Written by Media, Radio


In radio stations up and down the country, radio station bosses have been examining their RAJAR results last night and first thing this morning.
Media Guardian has plenty of detail about the overall results. And you can get the raw figures direct from RAJAR.
But there’s an interesting blog piece my Media Guardian radio correspondent John Plunkett highlighting the least positive aspect of today’s results: the continued growth of BBC radio at the expense of commercial radio.
Now you might say that as someone who works in commercial radio, I would say that this is a negative. As an intelligent reader of this blog, it’s quite likely that you listen to lots of BBC radio. And you wouldn’t be alone – I do too. And everytime the future of the BBC is threatened, I worry about the future of the whole UK broadcasting environment. The USA is not a model I want to follow.
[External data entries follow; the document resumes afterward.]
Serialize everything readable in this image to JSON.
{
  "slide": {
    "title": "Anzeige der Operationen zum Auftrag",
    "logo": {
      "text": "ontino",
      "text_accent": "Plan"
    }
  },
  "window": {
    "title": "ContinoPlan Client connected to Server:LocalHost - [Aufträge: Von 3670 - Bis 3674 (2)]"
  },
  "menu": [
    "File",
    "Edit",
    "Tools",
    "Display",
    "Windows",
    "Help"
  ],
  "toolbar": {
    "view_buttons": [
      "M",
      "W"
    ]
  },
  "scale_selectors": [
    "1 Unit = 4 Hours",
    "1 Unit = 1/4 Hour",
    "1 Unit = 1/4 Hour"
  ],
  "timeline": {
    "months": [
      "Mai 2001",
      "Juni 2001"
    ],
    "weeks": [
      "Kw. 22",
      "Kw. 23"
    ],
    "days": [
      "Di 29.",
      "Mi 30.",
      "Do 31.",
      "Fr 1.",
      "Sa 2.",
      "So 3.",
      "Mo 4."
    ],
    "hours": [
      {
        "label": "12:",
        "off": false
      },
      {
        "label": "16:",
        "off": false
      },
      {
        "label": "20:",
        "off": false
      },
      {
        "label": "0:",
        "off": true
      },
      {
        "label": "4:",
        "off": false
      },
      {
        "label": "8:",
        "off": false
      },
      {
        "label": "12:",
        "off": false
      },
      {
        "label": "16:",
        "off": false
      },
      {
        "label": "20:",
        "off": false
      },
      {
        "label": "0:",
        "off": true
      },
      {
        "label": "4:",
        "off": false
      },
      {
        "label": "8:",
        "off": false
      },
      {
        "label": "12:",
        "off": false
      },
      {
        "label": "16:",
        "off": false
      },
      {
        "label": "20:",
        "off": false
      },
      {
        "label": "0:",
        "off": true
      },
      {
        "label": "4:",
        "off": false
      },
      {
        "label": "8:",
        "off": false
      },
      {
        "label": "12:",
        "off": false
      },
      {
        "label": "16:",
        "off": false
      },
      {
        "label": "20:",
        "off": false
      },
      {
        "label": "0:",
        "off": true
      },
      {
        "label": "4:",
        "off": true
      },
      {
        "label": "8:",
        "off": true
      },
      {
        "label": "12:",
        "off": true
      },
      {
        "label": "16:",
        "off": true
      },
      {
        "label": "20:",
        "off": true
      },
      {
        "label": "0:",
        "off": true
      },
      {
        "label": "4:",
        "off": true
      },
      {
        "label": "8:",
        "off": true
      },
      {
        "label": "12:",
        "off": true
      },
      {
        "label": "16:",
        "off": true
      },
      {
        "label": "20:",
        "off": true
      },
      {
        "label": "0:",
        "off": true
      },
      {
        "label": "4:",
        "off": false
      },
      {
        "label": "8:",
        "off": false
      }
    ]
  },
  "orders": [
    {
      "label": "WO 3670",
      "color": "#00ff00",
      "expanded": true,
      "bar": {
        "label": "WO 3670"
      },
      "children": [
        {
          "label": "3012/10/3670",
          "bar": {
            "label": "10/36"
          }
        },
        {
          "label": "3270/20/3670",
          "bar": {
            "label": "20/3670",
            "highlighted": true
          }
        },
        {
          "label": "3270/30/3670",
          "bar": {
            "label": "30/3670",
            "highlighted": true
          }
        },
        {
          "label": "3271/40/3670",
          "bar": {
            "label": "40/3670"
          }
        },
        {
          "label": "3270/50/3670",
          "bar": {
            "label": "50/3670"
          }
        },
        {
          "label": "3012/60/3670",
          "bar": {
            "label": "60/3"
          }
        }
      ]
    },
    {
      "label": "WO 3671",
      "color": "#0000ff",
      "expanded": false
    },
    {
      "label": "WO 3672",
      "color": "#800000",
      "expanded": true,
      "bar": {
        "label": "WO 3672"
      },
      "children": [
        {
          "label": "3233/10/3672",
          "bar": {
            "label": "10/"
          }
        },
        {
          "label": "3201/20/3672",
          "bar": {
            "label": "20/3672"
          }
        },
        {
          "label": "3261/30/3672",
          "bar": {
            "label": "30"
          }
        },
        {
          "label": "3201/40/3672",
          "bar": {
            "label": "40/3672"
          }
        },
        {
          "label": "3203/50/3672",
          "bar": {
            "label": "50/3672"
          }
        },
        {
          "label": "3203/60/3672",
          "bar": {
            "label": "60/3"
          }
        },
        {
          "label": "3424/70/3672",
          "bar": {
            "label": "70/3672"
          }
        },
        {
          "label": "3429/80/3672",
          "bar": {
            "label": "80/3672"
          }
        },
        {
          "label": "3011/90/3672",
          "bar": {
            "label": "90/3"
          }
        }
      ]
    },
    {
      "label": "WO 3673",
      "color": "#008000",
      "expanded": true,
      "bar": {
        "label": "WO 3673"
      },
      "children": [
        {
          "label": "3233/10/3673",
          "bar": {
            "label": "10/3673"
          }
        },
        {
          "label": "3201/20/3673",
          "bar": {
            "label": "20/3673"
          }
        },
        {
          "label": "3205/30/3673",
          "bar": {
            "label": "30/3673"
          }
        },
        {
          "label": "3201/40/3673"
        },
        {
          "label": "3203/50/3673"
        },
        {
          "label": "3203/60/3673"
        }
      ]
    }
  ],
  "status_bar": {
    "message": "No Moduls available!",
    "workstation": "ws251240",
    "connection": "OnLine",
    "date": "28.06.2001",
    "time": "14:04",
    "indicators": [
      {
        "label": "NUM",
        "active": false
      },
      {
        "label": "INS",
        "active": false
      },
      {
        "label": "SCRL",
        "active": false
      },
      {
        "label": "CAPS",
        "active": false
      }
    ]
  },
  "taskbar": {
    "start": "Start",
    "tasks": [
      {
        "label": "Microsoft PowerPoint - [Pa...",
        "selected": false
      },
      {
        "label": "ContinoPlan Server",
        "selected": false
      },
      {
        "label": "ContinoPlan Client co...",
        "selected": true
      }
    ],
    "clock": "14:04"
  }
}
But with this RAJAR, the BBC’s share of radio listening has grown from 55.4% to 56.8%, while commercial radio’s share has fallen from 42.4% to 41.1% (Note for the curious: the “missing” 2% or so, is to stations that aren’t on RAJAR including web and international listening).
Now those might seem quite small percentage changes, but actually 1% of radio listening is 100,000 hours per week – a not inconsiderate amount. And more to the point the BBC’s share is now higher than it has been since the advent of commercial radio (and RAJAR). And that’s despite many additional commercial stations having launched throughout the duration of this chart.

The problem is that the BBC is just too successful. And it’s in that environment that the likes of Peter Bazalgette is again suggesting that Radios 1 and 2 are privatised.
Now I’ve argued before that that would be catastrophic for commercial radio, with those two services taking the lion’s share of revenues.
One thing is clear: depite more calls on leisure time than ever before, radio listening is not decreasing overall. All radio listening increased by 1.5% quarter on quarter – surely a testament to the medium.
But whose fault is it that the BBC is “too good”? Have commercial operators done less than their level best in recent years? Has the BBC’s guaranteed income meant that it’s been able to sign all the top talent, leaving the bare bones for commercial radio? Is it because the BBC is able to cross-promote its radio services on television to a far greater extent than a commercial operator is able to (having to pay for advertising airtime)? Or has commercial radio simply not invested in their product enough, perhaps having to worry more about servicing the needs of their shareholders rather than those of their listeners?
While I’m sure that champagne corks are popping up the road at Broadcasting House, the political ramifications of a completely dominant BBC are also likely to be carefully examined.
Unlike television, the playing field isn’t level. The BBC has the lion’s share of the most attractive spectrum with four national networks on FM compared to a single national commercial network in Classic FM. But commercial radio would never be able to support such institutions as Radios 3 and 4 (Channel 4 Radio, if and when it finally launches will surely be closer in tone to Five Live without the sport, and not Radio 4 as is widely perceived). But there are commercial alternatives to Radios 1 and 2. Your local commercial pop station probably shares a considerable amount of the Radio 1 playlist, and Radio 2’s audience has certainly decreased in age over recent years (Q4 2007’s RAJAR shows that the average age of a Radio 2 was 53, in Q4 1996 it was 59 – and that downward pattern has been consistent), as specialist music gets pushed to the outer reaches of the schedule (following the sad death of Humphrey Lyttleton, will any jazz be returning to Radio 2?).
If and when there’s a full replacement to analogue radio in one or more digital formats, then commercial radio will have a more level playing field. And it’s encouraging that a further half a million DAB radios were sold in the first quarter of 2008 taking the market total to 7 million. At the same time, 18% of all radio listening is now digital (whether via DAB, digital television or the internet). But we’re a way off a full digital future at the moment with continued uncertainty about which digital path should be taken. And the funding inequity is always likley to be in place, especially in a marketplace where advertising expenditure is threatened by both a recession and the growth of the internet.
Leaving aside digital for the moment, the only other direct way that commercial radio will be able to compete is “networking” – sharing programming across many stations in a group or groups. Ofcom has recently relaxed the rules on networking and already Global Radio and GCap Radio have announced plans to network parts of their main daytime output – much off-peak programming is already networked. While that might be a profitable short-term solution, followed to a logical conclusion there is the danger of depriving local communities of local programming. And let’s not forget that localness is all but gone from television already.
Networking also reduces the entry points for new talent into the industry. Remember that most of our top DJs actually started in local commercial radio. If there are no slots left to try new people, then we reduce the opportunities for discovering future talent. But go away and read Matt Deegan on this subject.
Overall, it’s important that the BBC does do the sort of things that commercial radio can never do. That doesn’t mean not producing services that are attractive to 15-44s, but to do this intelligently, and always remembering that “crushing” the opposition is not likely to help anybody’s cause. Commercial radio doesn’t deserve special priviliges – commercial radio companies are in the business to make money after all. But state funded services mortally wounding these business is not smart either.
As ever, the views here do not necessarily reflecft those of my employer.